On other occasions, the close proximity of the television transmitter in the park caused interference with the PA system, with music inadvertently interrupted by Test Match Special radio commentary from the England V Australia cricket match!
The debut Garden Party of 1971 set out its stall with an impressive bill topped by The Faces and Pink Floyd. While Rod Stewart strutted the stage in a flamingo pink suit, the Floyd submerged a gigantic inflatable octopus below the lake, timed to emerge from beneath the water at the climax of the show. At least, that was the plan.
Being a warm day, plenty of over excited semi-clad spectators took to the lake to cool down and ended up writhing among the flailing rubber tentacles, in a comical scene that one band member described as being straight out of ‘Twenty Thousand Leagues Under the Sea’. The combination of dry ice and excessive volume reputedly also claimed multiple fatalities from the lakes resident fish population!

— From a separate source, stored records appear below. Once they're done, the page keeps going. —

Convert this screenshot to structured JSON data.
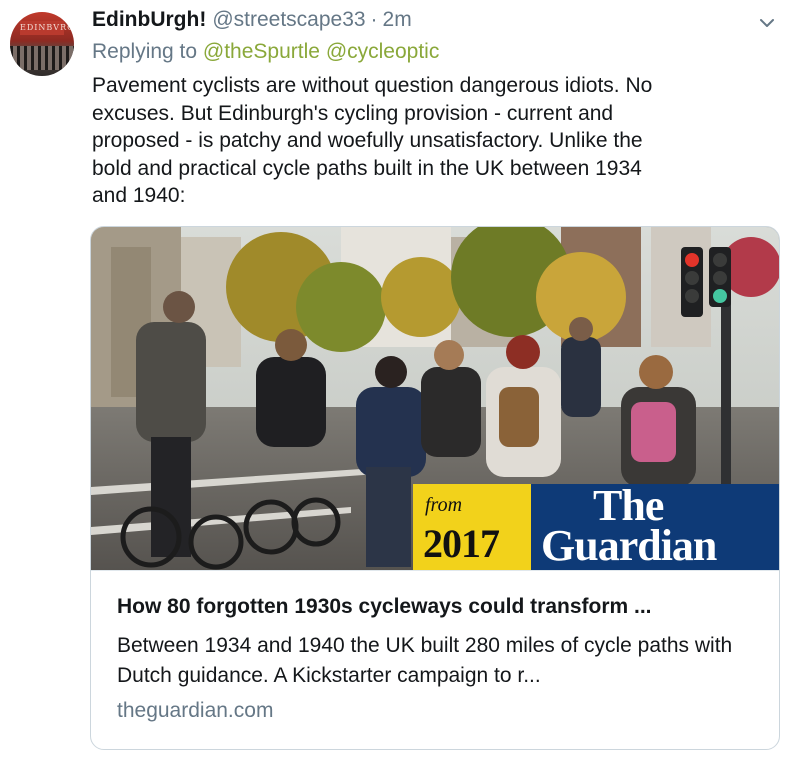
{
  "tweet": {
    "display_name": "EdinbUrgh!",
    "handle": "@streetscape33",
    "separator": "·",
    "time": "2m",
    "avatar_sign": "EDINBVRG",
    "reply": {
      "prefix": "Replying to",
      "mentions": [
        "@theSpurtle",
        "@cycleoptic"
      ]
    },
    "text": "Pavement cyclists are without question dangerous idiots. No\nexcuses. But Edinburgh's cycling provision - current and\nproposed - is patchy and woefully unsatisfactory. Unlike the\nbold and practical cycle paths built in the UK between 1934\nand 1940:",
    "caret_icon": "chevron-down-icon"
  },
  "card": {
    "badge": {
      "from": "from",
      "year": "2017",
      "brand_line1": "The",
      "brand_line2": "Guardian",
      "year_bg": "#f2d21b",
      "brand_bg": "#0e3a77"
    },
    "title": "How 80 forgotten 1930s cycleways could transform ...",
    "description": "Between 1934 and 1940 the UK built 280 miles of cycle paths with Dutch guidance. A Kickstarter campaign to r...",
    "domain": "theguardian.com"
  },
  "colors": {
    "text": "#14171a",
    "muted": "#657786",
    "mention": "#8aa83a",
    "border": "#ccd6dd"
  }
}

Playing their first London gig for some time and taking a break from recording their upcoming album Meddle, Pink Floyd also treated the crowd to an early rendition of their soon to be signature track, the 23 minute long ‘Echoes’. The drama no doubt heightened by a spectacular downpour that sent drenched spectators running for the food and beer tents.
Elton John played later the same summer at Garden Party II, previewing songs from his (perhaps appropriately titled) forthcoming album Madman Across the Water, ably supported by Blues guitar prodigy Rory Gallagher and folk favourites Fairport Convention.
Elton was back in 1972 for Garden Party III, guest starring on the piano alongside America’s greatest band, the Beach Boys. Three standout stars of Woodstock Festival, Richie Havens, Joe Cocker and Melanie, combined to make this one of the strongest ever lineups at the Bowl. The show was filmed for live broadcast on US TV network NBC and was to be the first of four blockbuster shows that year. Showcasing the venue at it’s eclectic best, smooth crooner Andy Williams was followed by art-rock heroes Roxy Music (with both Brian’s, Ferry and Eno in the lineup), prog poster-boys Yes, folk rockers Lindisfarne and New York jazz fusion band Mahavishnu Orchestra.
None other than Stevie Wonder was being lined-up for Garden Party VI, until a car crash in the US that left him hospitalised and all engagements cancelled for the year . Instead it was Lou Reed, touring his newly released Berlin album, who played an Autumnal Crystal Palace in September 1973, supported by James Taylor and Jeff Beck.
Lou’s Velvet Underground band mate John Cale played in 1975, alongside erstwhile Cream bassist Jack Bruce and the Rolling Stones Mick Taylor, alas a tantalising supergroup that never quite materialised on the day.
The Guitar God’s kept looking favourably on SE19, with Eric Clapton bringing along his blues buddies Ronnie Wood and Freddie King in the scorching summer of ‘76. Though rumours that Eric was a little too ‘refreshed’ to remember the intro to Layla without a helping hand from Ronnie, can be neither confirmed nor denied!
By 1977 a changing of the guard could be sensed; Humphrey Lyttelton and his band struck up a jazz party for the Queen's Silver Jubilee, while Carlos Santana and Elvis Costello shared the same bill at the last Garden Party of the decade. Dividing the loyalties of a boisterous crowd, just as punk and new wave were upending the music scene and popular culture.
While the Garden Party continued off and on into the 90s and early 2000s, its heyday as a long hair rock gig were over.
I took this text from https://www.crystalpalacebowl.com